Article first published as West Relinquishes Mubarak! on Blogcritics.
Mubarak, who ruled Egypt for 30 years with full backing from all western countries from the US to the EU, appears losing confidence of his western mentors. The clashes, which erupted on Wednesday evening and Thursday morning, have brought in the US and the European Union in support of the agitating anti-government demonstrators. The western states have condemned the violence forced by the pro-government demonstrators prompting Egyptian Prime Minister to offer apology on behalf of the government. The Prime Minister Ahmed Shafiq has apologized for stone pelting and gun shots on peaceful demonstrators pledging to investigate the “fatal error.”
The protests that have been peaceful for Nine days in Cairo and Alexandria, have turned violent as thousands of pro-government protesters stepped in throwing stones on anti-government protesters on Wednesday evening. Anti-government protesters have also begun stone pelting and chasing them from the Tahrir Square in a bid to retain the control of the square that has been the main rallying point of the protesters. Meanwhile Muslim Brotherhood and ElBaradei faction denied sitting for talks saying Mubarak’s resignation is the only solution.
The US expressed shock over clashes and the leaders of France, Germany, Britain, Italy and Spain released a joint statement condemning the violence and declaring that the peaceful political transition should immediately be started. Hosni Mubarak could remain in power for 30 years only with the political, economic and military support of the western countries lead by the US.
Article first published as Egypt Protesters Do Not Relent for Election Promise on Blogcritics.
Though Mr Mubarak promised not to contest in coming elections in September, hundreds of thousands of protesting Egyptians do not agree to end their protests demanding him to step down immediately. Mr ElBaradei dismissed Mubarak’s announcement as a trick to continue in power. Western news agencies are writing that some sections of the people are accepting Mubarak’s announcement as a reliable stable solution as sudden change “could lead to more drastic consequences.”
Apart from the pressure from Egyptians, leaders of the countries are also suggesting indirectly Mubarak to step down. Turkey’s PM Erdogan advised Mr Mubarak should take a "different step", US President Barack Obama said transition must begin now in an orderly fashion.

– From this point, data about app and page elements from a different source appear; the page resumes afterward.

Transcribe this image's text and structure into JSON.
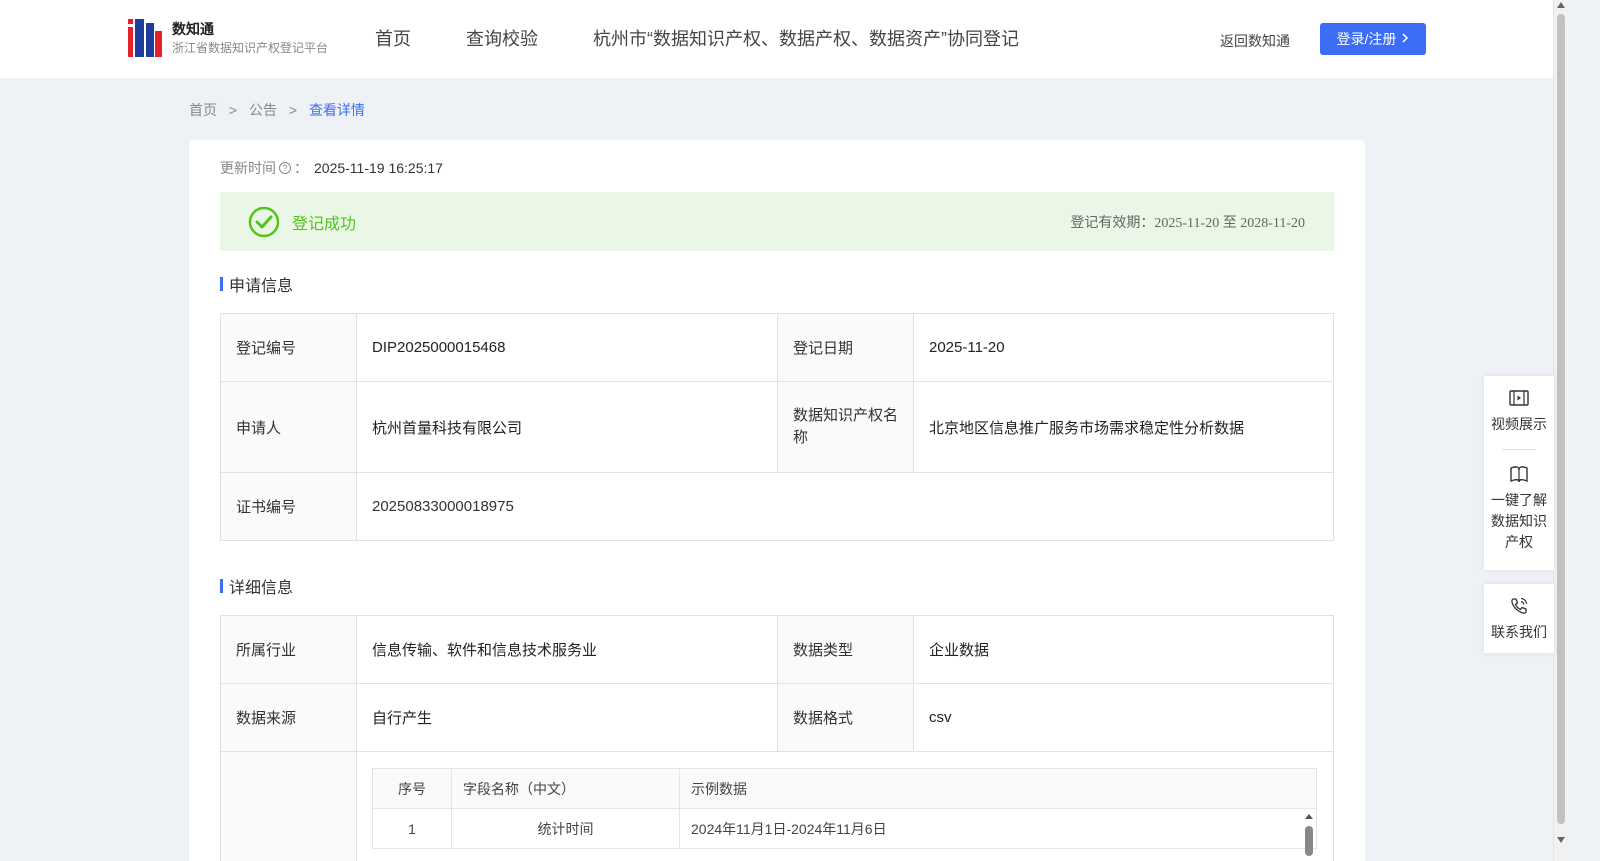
{
  "header": {
    "logo_name": "数知通",
    "logo_subtitle": "浙江省数据知识产权登记平台",
    "nav": [
      {
        "label": "首页"
      },
      {
        "label": "查询校验"
      },
      {
        "label": "杭州市“数据知识产权、数据产权、数据资产”协同登记"
      }
    ],
    "back_link": "返回数知通",
    "login_button": "登录/注册"
  },
  "breadcrumb": {
    "home": "首页",
    "sep1": ">",
    "notice": "公告",
    "sep2": ">",
    "current": "查看详情"
  },
  "update": {
    "label": "更新时间",
    "colon": "：",
    "value": "2025-11-19 16:25:17"
  },
  "status": {
    "text": "登记成功",
    "validity": "登记有效期：2025-11-20 至 2028-11-20",
    "color": "#52c41a"
  },
  "application": {
    "title": "申请信息",
    "reg_no_label": "登记编号",
    "reg_no": "DIP2025000015468",
    "reg_date_label": "登记日期",
    "reg_date": "2025-11-20",
    "applicant_label": "申请人",
    "applicant": "杭州首量科技有限公司",
    "ip_name_label": "数据知识产权名称",
    "ip_name": "北京地区信息推广服务市场需求稳定性分析数据",
    "cert_no_label": "证书编号",
    "cert_no": "20250833000018975"
  },
  "detail": {
    "title": "详细信息",
    "industry_label": "所属行业",
    "industry": "信息传输、软件和信息技术服务业",
    "data_type_label": "数据类型",
    "data_type": "企业数据",
    "source_label": "数据来源",
    "source": "自行产生",
    "format_label": "数据格式",
    "format": "csv",
    "fields_table": {
      "headers": [
        "序号",
        "字段名称（中文）",
        "示例数据"
      ],
      "rows": [
        [
          "1",
          "统计时间",
          "2024年11月1日-2024年11月6日"
        ]
      ]
    }
  },
  "float_menu": {
    "video": "视频展示",
    "learn": "一键了解数据知识产权",
    "contact": "联系我们"
  },
  "colors": {
    "accent": "#3b6ef5"
  }
}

Egypt’s army, which had been telling that it would not use force against protesters issued a statement on February 2 asking demonstrators to return to their homes. It said demonstrators succeeded conveying their message and they should now allow life in the country return to normalcy.
It is stated that the government restored internet connection that was cut for days for fear of spreading antigovernment sentiments across the country through social network websites like Facebook and Twitter. Nationwide curfew is also said to be eased reducing it to a lesser time period. According to UN estimates, at least 300 people have died in Egypt alone since the demonstrations began there ten days back.
Egyptian authorities are expecting further protests following two days of unrest that left at least four people dead. The government declared protests were illegal and began crackdown arresting more than 1000 people. The protesters are still on the streets on Wednesday night, BBC News reported. Though the protesters appear minority of the population at present, more people are likely to join them in coming days.
The government is not in a position to provide any answer to the protesting masses. The only response from the government so far is cracking down on demonstrators and raising security. The opposition leader who had been the head of IAEA till recently is supporting the protests and announced he was going to join protests soon. He said that many Egyptians would no longer tolerate Mr Mubarak’s government even for a transitional period, adding that the suggestion that authoritarian Arab leaders like him were the only bulwark against Islamic extremism was "obviously bogus". He suggested Egypt needs a modern and moderate government.
The unrest began on Tuesday in what anti-government activists called a "day of revolt", inspired by the uprising in Tunisia which ousted President Zine al-Abidine Ben Ali. On Wednesday, they staged fresh demonstrations in central Cairo, despite official warnings that anyone taking to the streets would be prosecuted.
BBC News | Friday, 25 June 2010 | 14:48 GMT
Several thousand demonstrators have taken to the streets of the Egyptian city of Alexandria to protest against alleged police brutality. They were led by the former UN nuclear chief, Mohamed ElBaradei, now a campaigner for reform in his homeland. It is the latest in a series of protests sparked by the death earlier this month of 28-year-old Khaled Said. Witnesses say police beat him to death on an Alexandria street. Officials say he suffocated after swallowing drugs. Pictures of his injured face have appeared on social networking websites, sparking condemnation from human rights groups.
Out in force
The protest happened after Friday prayers in the northern port city of Alexandria. Witnesses put the crowd at anything from 2,000 to 5,000 people – making it one of the biggest opposition demonstrations since Mr ElBaradei became involved in the movement – says the BBC’s Jon Leyne in Cairo. It is also the first time he has joined a protest himself, our correspondent says.